> PROBLEM TO WORK ON
Only the pictures are to be left out, and the rest of the entries should be reproduced exactly.

(App and web page records)
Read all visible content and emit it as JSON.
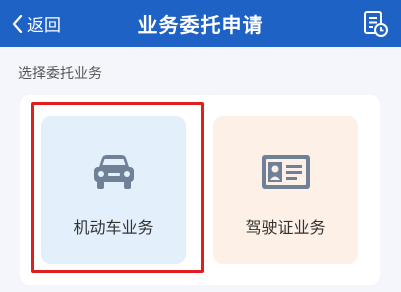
{
  "header": {
    "back_label": "返回",
    "title": "业务委托申请"
  },
  "section": {
    "label": "选择委托业务"
  },
  "cards": {
    "vehicle": {
      "label": "机动车业务",
      "icon": "car-icon"
    },
    "license": {
      "label": "驾驶证业务",
      "icon": "id-card-icon"
    }
  },
  "colors": {
    "header_bg": "#1e62c6",
    "vehicle_card_bg": "#e3f0fb",
    "license_card_bg": "#fdf0e6",
    "icon_color": "#6f8097",
    "highlight": "#e01e1e"
  }
}
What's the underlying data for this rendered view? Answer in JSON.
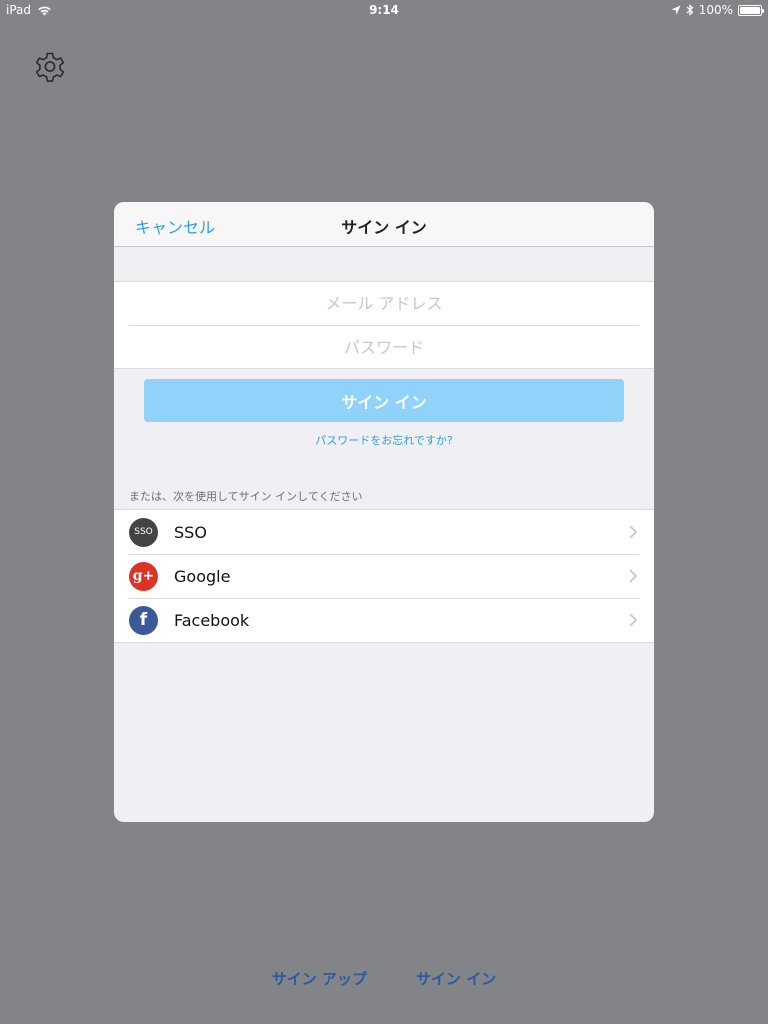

> YOUR SOLUTION
Read all visible content and emit it as JSON.
{
  "header": {
    "back_label": "返回",
    "title": "业务委托申请"
  },
  "section": {
    "label": "选择委托业务"
  },
  "cards": {
    "vehicle": {
      "label": "机动车业务",
      "icon": "car-icon"
    },
    "license": {
      "label": "驾驶证业务",
      "icon": "id-card-icon"
    }
  },
  "colors": {
    "header_bg": "#1e62c6",
    "vehicle_card_bg": "#e3f0fb",
    "license_card_bg": "#fdf0e6",
    "icon_color": "#6f8097",
    "highlight": "#e01e1e"
  }
}
What's the underlying data for this rendered view? Answer in JSON.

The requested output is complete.